The hook shape of arachidonic acid coupled with a glycerol that forms a two-pronged spike on one end of the acid makes 2-AG just the right shape to lock in and activate both CB1 and CB2 receptors in the brain and peripheral nervous system, respectively.
The DAGLA gene, named for the enzyme diacylglycerol lipase, codes for 2-AG. The encoded enzyme diacylglycerol lipase is crucial for the biosynthesis of 2-AG.
How does 2-arachidonoylglycerol work?
As stated above, 2-AG is definitely more ubiquitous and probably more potent than anandamide. Even though it’s hard to isolate behavioral and subjective effects in test subjects as specifically related to 2-AG levels, it’s clear 2-AG is important to a host of vital processes.

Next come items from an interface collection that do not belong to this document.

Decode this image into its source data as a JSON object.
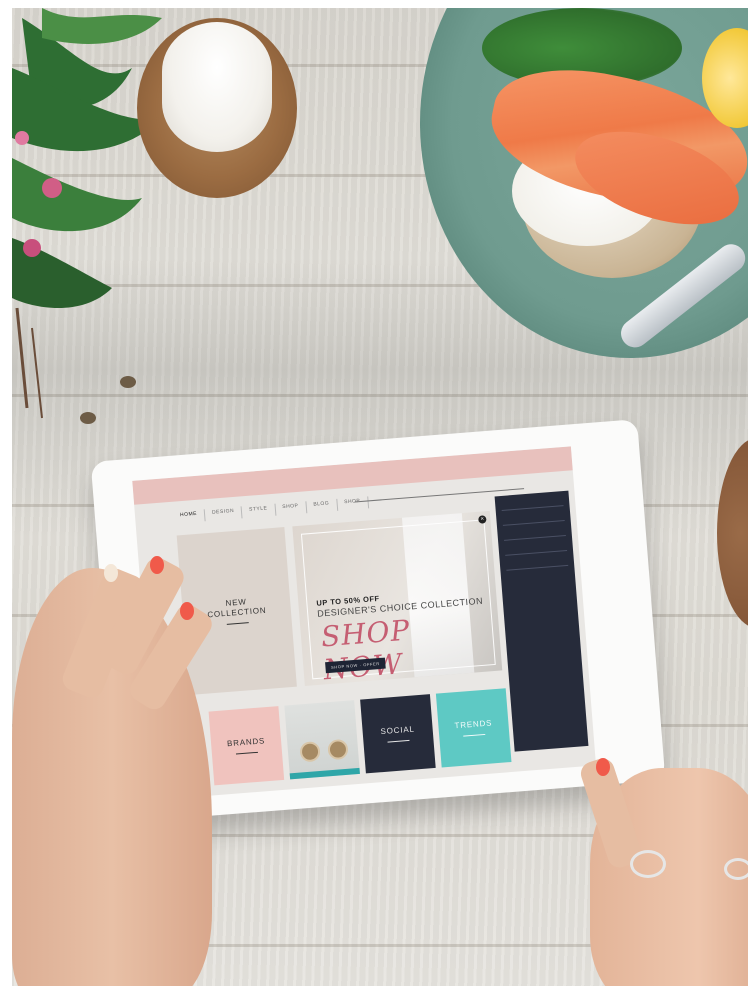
{
  "tablet_site": {
    "nav": [
      "HOME",
      "DESIGN",
      "STYLE",
      "SHOP",
      "BLOG",
      "SHOP"
    ],
    "tiles": {
      "new_collection": "NEW\nCOLLECTION",
      "brands": "BRANDS",
      "social": "SOCIAL",
      "trends": "TRENDS"
    },
    "hero": {
      "promo": "UP TO 50% OFF",
      "collection": "DESIGNER'S CHOICE COLLECTION",
      "cta": "SHOP NOW",
      "button": "SHOP NOW · OFFER"
    }
  },
  "colors": {
    "header_pink": "#e8c1bd",
    "navy": "#262b3a",
    "teal": "#5ec9c4",
    "pink_tile": "#f0c3be",
    "shop_now": "#c55e72",
    "nail_polish": "#f05a4a"
  }
}
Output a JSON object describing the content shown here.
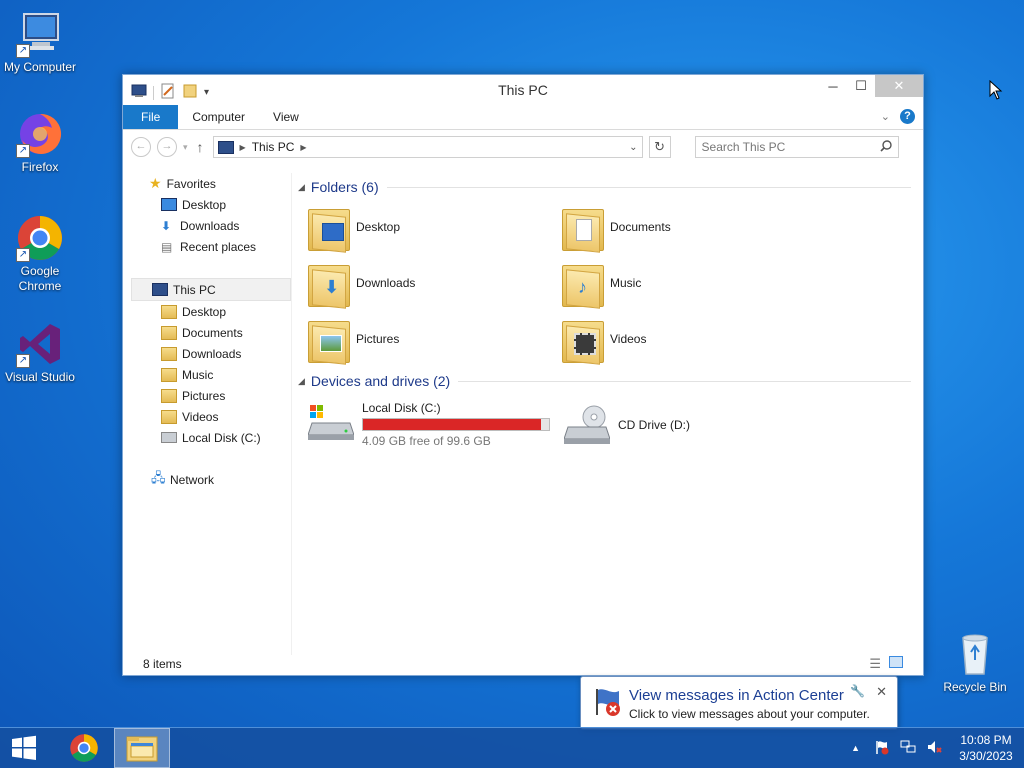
{
  "desktop": {
    "icons": [
      {
        "label": "My Computer",
        "icon": "computer-icon"
      },
      {
        "label": "Firefox",
        "icon": "firefox-icon"
      },
      {
        "label": "Google Chrome",
        "icon": "chrome-icon"
      },
      {
        "label": "Visual Studio",
        "icon": "visual-studio-icon"
      },
      {
        "label": "Recycle Bin",
        "icon": "recycle-bin-icon"
      }
    ]
  },
  "window": {
    "title": "This PC",
    "ribbon_tabs": [
      "File",
      "Computer",
      "View"
    ],
    "address": "This PC",
    "search_placeholder": "Search This PC",
    "nav": {
      "favorites": "Favorites",
      "favorites_items": [
        "Desktop",
        "Downloads",
        "Recent places"
      ],
      "this_pc": "This PC",
      "this_pc_items": [
        "Desktop",
        "Documents",
        "Downloads",
        "Music",
        "Pictures",
        "Videos",
        "Local Disk (C:)"
      ],
      "network": "Network"
    },
    "groups": {
      "folders_header": "Folders (6)",
      "folders": [
        "Desktop",
        "Documents",
        "Downloads",
        "Music",
        "Pictures",
        "Videos"
      ],
      "drives_header": "Devices and drives (2)",
      "drive_c": {
        "label": "Local Disk (C:)",
        "free_text": "4.09 GB free of 99.6 GB",
        "used_fraction": 0.959
      },
      "drive_d": {
        "label": "CD Drive (D:)"
      }
    },
    "status": "8 items"
  },
  "balloon": {
    "title": "View messages in Action Center",
    "text": "Click to view messages about your computer."
  },
  "taskbar": {
    "time": "10:08 PM",
    "date": "3/30/2023"
  },
  "colors": {
    "accent": "#1979ca",
    "disk_bar": "#da2626"
  }
}
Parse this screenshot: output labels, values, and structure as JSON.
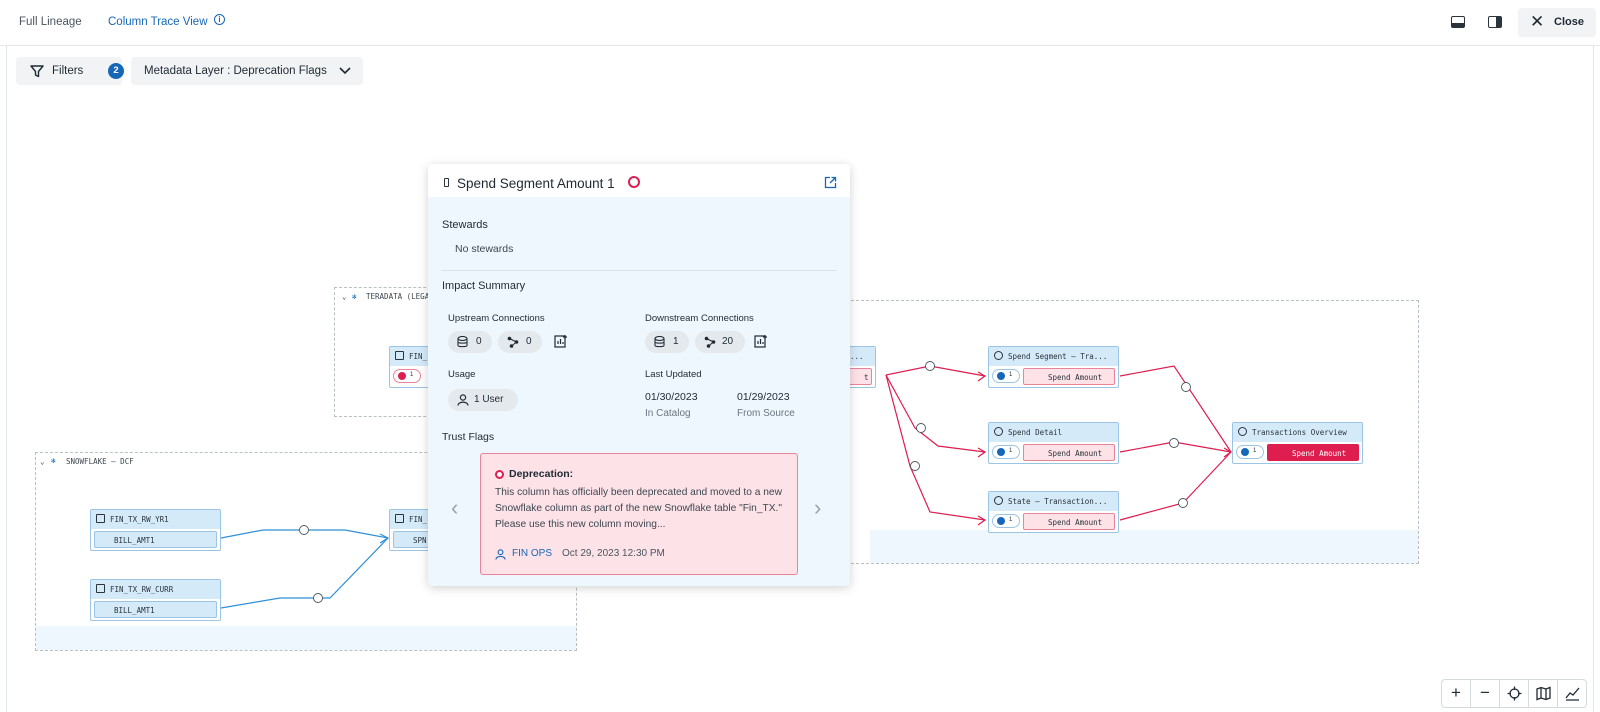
{
  "header": {
    "tab_full": "Full Lineage",
    "tab_trace": "Column Trace View",
    "info": "i",
    "close_label": "Close"
  },
  "toolbar": {
    "filters_label": "Filters",
    "filters_count": "2",
    "layer_label": "Metadata Layer : Deprecation Flags"
  },
  "groups": {
    "teradata": "TERADATA (LEGA",
    "snowflake": "SNOWFLAKE – DCF"
  },
  "nodes": {
    "fin_partial": "FIN_",
    "fin_partial_badge": "1",
    "fin_partial_2": "FIN_",
    "fin_partial_2_col": "SPN",
    "fin_tx_rw_yr1": "FIN_TX_RW_YR1",
    "fin_tx_rw_yr1_col": "BILL_AMT1",
    "fin_tx_rw_curr": "FIN_TX_RW_CURR",
    "fin_tx_rw_curr_col": "BILL_AMT1",
    "center_partial_head": "...",
    "center_partial_col": "t",
    "spend_segment_tra": "Spend Segment – Tra...",
    "spend_detail": "Spend Detail",
    "state_transaction": "State – Transaction...",
    "spend_amount": "Spend Amount",
    "transactions_overview": "Transactions Overview",
    "flag_count": "1"
  },
  "popup": {
    "title": "Spend Segment Amount 1",
    "stewards_title": "Stewards",
    "stewards_value": "No stewards",
    "impact_title": "Impact Summary",
    "upstream_label": "Upstream Connections",
    "upstream_tables": "0",
    "upstream_lineage": "0",
    "downstream_label": "Downstream Connections",
    "downstream_tables": "1",
    "downstream_lineage": "20",
    "usage_label": "Usage",
    "usage_value": "1 User",
    "last_updated_label": "Last Updated",
    "catalog_date": "01/30/2023",
    "catalog_label": "In Catalog",
    "source_date": "01/29/2023",
    "source_label": "From Source",
    "trust_flags_title": "Trust Flags",
    "trust_type": "Deprecation:",
    "trust_text": "This column has officially been deprecated and moved to a new Snowflake column as part of the new Snowflake table \"Fin_TX.\" Please use this new column moving...",
    "trust_author": "FIN OPS",
    "trust_date": "Oct 29, 2023 12:30 PM",
    "prev_arrow": "‹",
    "next_arrow": "›"
  },
  "zoom": {
    "zoom_in": "+",
    "zoom_out": "−"
  },
  "colors": {
    "accent": "#1767b8",
    "deprecation": "#dd1e4f",
    "node_blue": "#d4eaf9",
    "node_pink": "#fde2e7"
  }
}
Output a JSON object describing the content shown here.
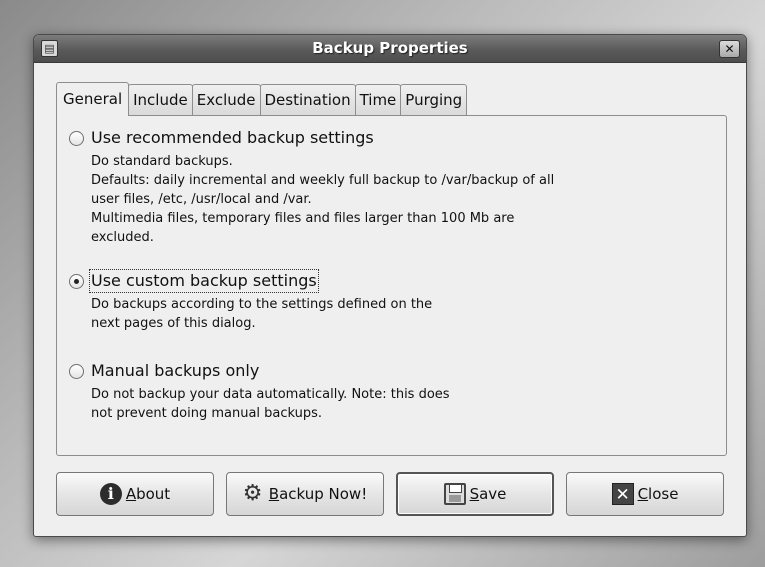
{
  "window": {
    "title": "Backup Properties",
    "close_symbol": "✕"
  },
  "tabs": [
    {
      "label": "General",
      "active": true
    },
    {
      "label": "Include",
      "active": false
    },
    {
      "label": "Exclude",
      "active": false
    },
    {
      "label": "Destination",
      "active": false
    },
    {
      "label": "Time",
      "active": false
    },
    {
      "label": "Purging",
      "active": false
    }
  ],
  "options": [
    {
      "label": "Use recommended backup settings",
      "checked": false,
      "description": [
        "Do standard backups.",
        "Defaults: daily incremental and weekly full backup to /var/backup of all",
        "user files, /etc, /usr/local and /var.",
        "Multimedia files, temporary files and files larger than 100 Mb are",
        "excluded."
      ]
    },
    {
      "label": "Use custom backup settings",
      "checked": true,
      "description": [
        "Do backups according to the settings defined on the",
        "next pages of this dialog."
      ]
    },
    {
      "label": "Manual backups only",
      "checked": false,
      "description": [
        "Do not backup your data automatically. Note: this does",
        "not prevent doing manual backups."
      ]
    }
  ],
  "buttons": {
    "about": {
      "mnemonic": "A",
      "rest": "bout",
      "icon": "info-icon"
    },
    "backup_now": {
      "mnemonic": "B",
      "rest": "ackup Now!",
      "icon": "gears-icon"
    },
    "save": {
      "mnemonic": "S",
      "rest": "ave",
      "icon": "floppy-icon"
    },
    "close": {
      "mnemonic": "C",
      "rest": "lose",
      "icon": "close-icon"
    }
  }
}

It’s likely an anxiety reducer. Administering 2-AG kept mice cool and calm in the face of adversity in a 2013 Brain and Behavioural Research study, for instance. Rodents given extra 2-AG were more likely to explore and unfamiliar maze than control groups.
It’s also important as a regulator of blood pressure, heart rate and inflammation of the circulatory system. But because it interacts with so many other signaling systems, it’s not clear how manipulating 2-AG levels could affect cardiovascular health in a clinical setting.
“Arachidonoylglycerol plays an important role in the regulation of the circulatory system via direct and/or indirect, through their metabolites, effects on blood vessels and/or heart,” states the translation of a 2014 study in a Polish medical journal. “Accumulating evidence reveals that 2-AG is involved in the pathogenesis of various shocks and atherosclerosis. Thus, it may be a novel attractive therapeutic target. However, because of rapid metabolism and opposite effects dependent on the experimental model, the function of 2-AG still remains to be established.”
Dopamine production is also dependent on 2-AG — dopamine being one of the brain’s principal reward chemicals. A study referenced by DrugAbuse.gov showed that 2-AG is vital for releasing dopamine. They tested this using cocaine-addicted rats. Cocaine works by flooding the brain’s nucleus accumbens with dopamine. Cokehead rats in the study treated with a chemical that blocked 2-AG showed a 50 percent lower concentration of dopamine in their brains.
Check out our article on cannabis-induced psychosis to see the negative side effects of a disrupted dopamine system when it comes to smoking weed.
Though 2-AG seems to have an outsized role in suppressing inflammation and immune response in the peripheral nervous system as compared with anandamide, 2-AG also has marked psychotropic effects — perhaps due to its regulation of dopamine production.
As evidence, squirrel monkeys trained as intravenous drug users loved shooting up with 2-AG when scientists replaced their usual cocktail.
“Thus, 2-AG was actively self-administered by monkeys with or without a history of cannabinoid self-administration, and the reinforcing effects of 2-AG were mediated by CB1 receptors,” the 2011 Journal of Neuroscience study states. “Self-administration of 2-AG by squirrel monkeys provides a valuable procedure for studying abuse liability of medications that interfere with 2-AG signaling within the brain and for investigating mechanisms involved in the reinforcing effects of endocannabinoids.”